Now, I don’t know if this post is 100% real, and honestly I don’t care. I don’t read scary stories for a history report, I read them for entertainment, and The Bridge provides entertainment and then some.
I’m a big fan of the horror genre – a bunch of games I love are horror, and it’s generally my favorite type of movie if I’m looking for something fun to watch. I’ve read (and written, honestly) a fair amount about efforts made to run horror RPGs and the difficulties – and rewards – that come along with it.
Dungeons should be terrifying. I agree with the common belief that fantasy and horror are a hard mix. Horror often comes from some sense of powerlessness, and fantasy usually provides the opposite – power we don’t have access to in real life.
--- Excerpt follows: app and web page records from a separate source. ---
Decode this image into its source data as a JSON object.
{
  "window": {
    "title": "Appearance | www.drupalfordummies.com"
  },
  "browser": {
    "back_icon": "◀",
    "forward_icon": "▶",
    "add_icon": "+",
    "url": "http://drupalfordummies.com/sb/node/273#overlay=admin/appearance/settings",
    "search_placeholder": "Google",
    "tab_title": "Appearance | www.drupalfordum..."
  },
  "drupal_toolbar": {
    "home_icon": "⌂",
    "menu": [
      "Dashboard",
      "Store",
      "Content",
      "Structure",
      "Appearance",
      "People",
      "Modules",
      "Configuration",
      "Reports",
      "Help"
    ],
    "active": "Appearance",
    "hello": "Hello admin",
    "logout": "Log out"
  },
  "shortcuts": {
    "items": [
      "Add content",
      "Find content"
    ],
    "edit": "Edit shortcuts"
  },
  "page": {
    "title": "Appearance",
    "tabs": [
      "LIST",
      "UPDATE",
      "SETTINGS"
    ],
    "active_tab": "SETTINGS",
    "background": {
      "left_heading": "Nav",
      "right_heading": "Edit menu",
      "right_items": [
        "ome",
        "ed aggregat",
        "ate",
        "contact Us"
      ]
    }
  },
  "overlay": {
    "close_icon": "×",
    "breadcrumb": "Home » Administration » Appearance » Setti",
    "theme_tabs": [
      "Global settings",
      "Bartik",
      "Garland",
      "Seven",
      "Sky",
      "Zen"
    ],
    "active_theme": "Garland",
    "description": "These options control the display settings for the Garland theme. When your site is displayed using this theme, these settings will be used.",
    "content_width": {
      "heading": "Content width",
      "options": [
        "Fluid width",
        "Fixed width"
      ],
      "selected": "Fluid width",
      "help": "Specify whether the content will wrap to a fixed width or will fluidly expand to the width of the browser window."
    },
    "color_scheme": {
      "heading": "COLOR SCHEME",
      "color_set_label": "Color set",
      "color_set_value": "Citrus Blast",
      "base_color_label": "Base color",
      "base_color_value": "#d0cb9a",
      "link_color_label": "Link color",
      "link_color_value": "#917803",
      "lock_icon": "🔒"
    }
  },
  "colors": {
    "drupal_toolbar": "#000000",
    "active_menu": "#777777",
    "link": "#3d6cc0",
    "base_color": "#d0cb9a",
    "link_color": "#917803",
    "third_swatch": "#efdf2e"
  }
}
But the dark is still scary, even in a suit of armor, kite shield, and greatsword in hand. No one is impervious, invulnerable, and the darkness represents potential. It can hold that thing each person is especially weak to, or that thing we all want and are afraid to actually get. Anything can be in the darkness, and this is what the dungeon represents.
This goes hand in hand with cartography. When players map out the dungeon, they are conquering it, in a way, even without defeating any enemies. Those potentials are made certainties (or close to), and the unknown becomes known. That fear of the dark dissipates as they outline of the dungeon becomes apparent.
But that’s great! That’s a huge part of play that I think gets taken for granted. Having run a medium-sized dungeon with The Black Hack and paying attention to lanterns and sources of light has been a revelation for me as a GM. Just the act of asking “who has a light source?” when a player character opens a new door can be just as exciting as telling players to roll initiative.
If we put ourselves into the shoes of the author of The Bridge story from above, suddenly the sharpness of the fear of the dark should become clear. But why is that story so scary? Two reason jump out to me – 1. As mentioned above, there could be anything in those tunnels, but even a mundane answer is quite terrifying – perhaps even more unsettling than a supposed supernatural explanation, and 2. We (or most of us) have absolutely no training to fight someone or something, and even if we did, the tunnels are so small at points that the other option – running – isn’t readily available.
You’re going down there simply for the sake of curiosity and hoping you don’t find anything worthy of that curiosity! That’s pretty interesting to me, and I want to do some more thinking on that question as well down the road – motivations for PCs to enter such an awful, dangerous place as a dungeon in the first place.